I cannot give this funny and clever novel anything less than five stars and eagerly await the next work by this fabulous author.
Regardless of your religious background (or lack thereof), there is meat here to chew on (fried chicken and waffles). Once I got over the fact that the depiction of heaven was playful (like George Burns or Morgan Freeman might do in the twenty-teens), I appreciated some of the ideas of what might go on there. I have a feeling Forkum might be closer than any of us realize. Also, once I got over the fact that laughter would be present, but not necessarily dominant, I sat back and enjoyed a great character study, and some very poignant passages about what can drive a person to drink and/or feel totally hopeless. To give that answer would be to give a spoiler, but suffice it to say that I felt very satisfied with the ending.
Kudos to Forkum who blends the satirical and the bizarre with the deep and the divine to make a very worthy read.
Heaven is not what Zach imagined it to be. As probably would hold true for most of us. However, just like the rest of the new arrivals, Zach, "whether he was dead and in Heaven, or alive and insane (or in Heaven and insane), there was nothing to do but go along with it."

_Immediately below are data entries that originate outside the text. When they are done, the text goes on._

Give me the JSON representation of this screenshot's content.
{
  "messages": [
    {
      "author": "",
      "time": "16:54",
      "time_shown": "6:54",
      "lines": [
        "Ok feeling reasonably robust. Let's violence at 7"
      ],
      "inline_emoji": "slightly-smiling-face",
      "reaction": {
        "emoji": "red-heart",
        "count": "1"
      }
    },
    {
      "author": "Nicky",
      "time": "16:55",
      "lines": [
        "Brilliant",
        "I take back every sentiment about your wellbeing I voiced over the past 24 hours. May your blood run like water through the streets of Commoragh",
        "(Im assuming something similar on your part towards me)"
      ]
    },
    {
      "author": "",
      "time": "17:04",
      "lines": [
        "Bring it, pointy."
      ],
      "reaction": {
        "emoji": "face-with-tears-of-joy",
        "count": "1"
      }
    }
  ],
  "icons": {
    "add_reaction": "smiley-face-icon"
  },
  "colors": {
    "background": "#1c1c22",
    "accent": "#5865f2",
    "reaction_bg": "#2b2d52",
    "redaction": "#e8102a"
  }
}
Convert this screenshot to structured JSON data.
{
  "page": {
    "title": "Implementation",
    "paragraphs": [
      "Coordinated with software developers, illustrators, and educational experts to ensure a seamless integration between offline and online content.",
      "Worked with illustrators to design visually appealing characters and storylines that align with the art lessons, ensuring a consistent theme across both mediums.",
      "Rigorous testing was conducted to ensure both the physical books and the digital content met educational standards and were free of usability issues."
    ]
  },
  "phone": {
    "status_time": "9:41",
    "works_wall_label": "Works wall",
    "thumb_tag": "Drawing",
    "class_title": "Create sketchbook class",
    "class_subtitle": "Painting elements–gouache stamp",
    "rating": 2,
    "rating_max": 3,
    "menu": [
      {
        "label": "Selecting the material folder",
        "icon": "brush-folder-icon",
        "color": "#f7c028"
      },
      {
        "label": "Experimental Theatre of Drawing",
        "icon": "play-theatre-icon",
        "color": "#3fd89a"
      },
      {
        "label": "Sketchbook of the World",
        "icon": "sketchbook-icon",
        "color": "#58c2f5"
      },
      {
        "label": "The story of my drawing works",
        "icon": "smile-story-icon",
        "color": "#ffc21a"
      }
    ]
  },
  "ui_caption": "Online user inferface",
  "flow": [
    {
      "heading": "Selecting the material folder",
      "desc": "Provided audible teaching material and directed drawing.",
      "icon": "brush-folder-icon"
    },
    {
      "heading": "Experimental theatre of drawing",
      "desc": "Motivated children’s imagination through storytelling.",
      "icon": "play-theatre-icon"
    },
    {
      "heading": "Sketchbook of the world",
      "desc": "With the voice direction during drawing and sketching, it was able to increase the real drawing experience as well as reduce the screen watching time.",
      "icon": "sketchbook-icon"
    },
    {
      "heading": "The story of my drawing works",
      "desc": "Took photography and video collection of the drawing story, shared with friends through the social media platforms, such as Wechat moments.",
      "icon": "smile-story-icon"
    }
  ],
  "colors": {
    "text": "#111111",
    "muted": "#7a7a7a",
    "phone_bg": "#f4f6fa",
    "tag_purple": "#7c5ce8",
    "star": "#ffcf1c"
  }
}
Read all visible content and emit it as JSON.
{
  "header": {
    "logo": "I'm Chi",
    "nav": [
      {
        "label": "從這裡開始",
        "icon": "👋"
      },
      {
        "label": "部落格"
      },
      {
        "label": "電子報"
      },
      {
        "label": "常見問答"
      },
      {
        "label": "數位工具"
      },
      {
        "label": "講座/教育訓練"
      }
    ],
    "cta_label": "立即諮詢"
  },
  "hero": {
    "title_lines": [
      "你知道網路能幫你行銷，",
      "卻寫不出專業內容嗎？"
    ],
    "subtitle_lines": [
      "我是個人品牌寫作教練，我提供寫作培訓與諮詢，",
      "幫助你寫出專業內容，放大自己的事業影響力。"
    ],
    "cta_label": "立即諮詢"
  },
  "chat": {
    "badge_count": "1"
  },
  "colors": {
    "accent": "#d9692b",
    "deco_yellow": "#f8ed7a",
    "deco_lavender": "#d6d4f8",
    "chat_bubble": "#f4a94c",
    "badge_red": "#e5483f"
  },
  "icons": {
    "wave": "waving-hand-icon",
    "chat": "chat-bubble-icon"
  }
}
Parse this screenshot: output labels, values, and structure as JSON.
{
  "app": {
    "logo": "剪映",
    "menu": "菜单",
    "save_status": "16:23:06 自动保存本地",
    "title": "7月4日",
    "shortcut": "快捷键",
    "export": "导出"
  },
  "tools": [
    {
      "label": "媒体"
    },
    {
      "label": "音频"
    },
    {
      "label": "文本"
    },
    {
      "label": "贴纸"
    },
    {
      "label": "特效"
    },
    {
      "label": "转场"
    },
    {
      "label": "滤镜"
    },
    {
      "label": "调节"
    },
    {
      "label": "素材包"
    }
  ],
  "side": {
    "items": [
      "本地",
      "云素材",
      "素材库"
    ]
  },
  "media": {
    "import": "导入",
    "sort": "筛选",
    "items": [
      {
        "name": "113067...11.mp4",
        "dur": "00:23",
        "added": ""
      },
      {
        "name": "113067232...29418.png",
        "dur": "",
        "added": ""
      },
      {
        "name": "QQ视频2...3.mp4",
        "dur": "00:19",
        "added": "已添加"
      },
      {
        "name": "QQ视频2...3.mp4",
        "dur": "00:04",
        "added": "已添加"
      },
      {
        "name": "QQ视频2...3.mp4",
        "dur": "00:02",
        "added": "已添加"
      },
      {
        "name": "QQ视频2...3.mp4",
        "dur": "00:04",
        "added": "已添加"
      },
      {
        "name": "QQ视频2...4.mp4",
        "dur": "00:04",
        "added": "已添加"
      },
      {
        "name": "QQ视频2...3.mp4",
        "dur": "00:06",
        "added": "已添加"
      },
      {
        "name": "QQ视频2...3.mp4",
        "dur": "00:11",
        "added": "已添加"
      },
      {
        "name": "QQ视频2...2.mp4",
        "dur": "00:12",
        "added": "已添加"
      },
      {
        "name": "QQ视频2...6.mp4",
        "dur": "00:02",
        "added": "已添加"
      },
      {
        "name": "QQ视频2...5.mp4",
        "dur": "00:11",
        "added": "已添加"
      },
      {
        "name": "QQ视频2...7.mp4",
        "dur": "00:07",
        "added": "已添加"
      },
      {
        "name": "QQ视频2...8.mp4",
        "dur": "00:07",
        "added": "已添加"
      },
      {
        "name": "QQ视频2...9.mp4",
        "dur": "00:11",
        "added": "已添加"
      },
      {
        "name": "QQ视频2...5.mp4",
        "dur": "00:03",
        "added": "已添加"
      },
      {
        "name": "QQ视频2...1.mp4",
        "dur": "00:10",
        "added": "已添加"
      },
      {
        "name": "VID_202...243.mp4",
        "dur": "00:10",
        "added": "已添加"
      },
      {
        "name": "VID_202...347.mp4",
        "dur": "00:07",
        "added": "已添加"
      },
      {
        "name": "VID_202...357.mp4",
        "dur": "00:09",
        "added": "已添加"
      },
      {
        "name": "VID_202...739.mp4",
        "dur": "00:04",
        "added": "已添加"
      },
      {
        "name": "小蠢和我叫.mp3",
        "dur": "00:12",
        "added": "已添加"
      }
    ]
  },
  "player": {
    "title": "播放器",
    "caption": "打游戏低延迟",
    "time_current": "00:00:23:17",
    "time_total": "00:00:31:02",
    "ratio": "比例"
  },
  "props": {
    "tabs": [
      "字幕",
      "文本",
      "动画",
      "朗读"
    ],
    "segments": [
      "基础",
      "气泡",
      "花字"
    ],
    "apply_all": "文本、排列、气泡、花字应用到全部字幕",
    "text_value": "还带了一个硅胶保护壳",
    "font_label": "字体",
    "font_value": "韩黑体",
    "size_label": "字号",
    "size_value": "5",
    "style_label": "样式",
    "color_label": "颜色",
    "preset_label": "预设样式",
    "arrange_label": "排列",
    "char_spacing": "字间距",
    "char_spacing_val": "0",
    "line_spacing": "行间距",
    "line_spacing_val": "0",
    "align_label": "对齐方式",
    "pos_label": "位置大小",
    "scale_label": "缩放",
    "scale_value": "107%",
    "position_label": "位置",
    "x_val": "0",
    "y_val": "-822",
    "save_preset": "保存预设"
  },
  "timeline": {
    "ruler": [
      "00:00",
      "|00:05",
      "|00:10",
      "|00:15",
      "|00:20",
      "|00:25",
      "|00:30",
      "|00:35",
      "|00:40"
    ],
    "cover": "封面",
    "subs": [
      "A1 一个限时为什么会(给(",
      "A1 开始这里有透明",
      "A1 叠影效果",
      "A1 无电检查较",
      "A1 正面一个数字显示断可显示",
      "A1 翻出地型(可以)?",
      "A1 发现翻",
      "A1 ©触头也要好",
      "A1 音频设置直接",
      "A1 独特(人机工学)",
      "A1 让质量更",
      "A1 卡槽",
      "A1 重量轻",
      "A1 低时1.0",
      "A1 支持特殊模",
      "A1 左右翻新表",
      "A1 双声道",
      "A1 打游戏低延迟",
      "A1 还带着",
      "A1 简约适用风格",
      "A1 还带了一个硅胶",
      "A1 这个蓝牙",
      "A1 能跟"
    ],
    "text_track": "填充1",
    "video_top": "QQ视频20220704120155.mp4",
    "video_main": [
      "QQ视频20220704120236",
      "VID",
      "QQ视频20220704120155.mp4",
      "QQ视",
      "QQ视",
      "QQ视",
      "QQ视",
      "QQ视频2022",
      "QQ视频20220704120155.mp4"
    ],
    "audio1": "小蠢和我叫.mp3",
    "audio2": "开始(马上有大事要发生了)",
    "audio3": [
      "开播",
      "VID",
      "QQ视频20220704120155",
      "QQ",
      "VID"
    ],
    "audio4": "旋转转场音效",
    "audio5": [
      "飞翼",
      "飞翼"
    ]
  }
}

Beers In Heaven (A Modern Afterlife Novel) by Ford Forkum is a book that skims the border of "tongue in the cheek" metaphysical and then bounces to the modern comedy. There are two intertwining plotlines in this novel: one describes Zach's heavenly education in "enlightenment" and recovering his memories, while the other one is about those memories, that leads the reader to understand how the protagonist ended up in Heaven at such an early age.
The language is easy; there is humor, irony, and sarcasm present almost on every page. There are also deeper undercurrents of self-examination and a bit of philosophy and theology to spice things up for those who like to read a story on multiple levels. If I had to compare "Beers In Heaven" to other novels, I would probably say that it's a cross between Pratchett's and Vonnegut's work during the "Heavenly" bits, with occasional excursions to Sedaris' when we learn about Zach's earthly existence. Good read.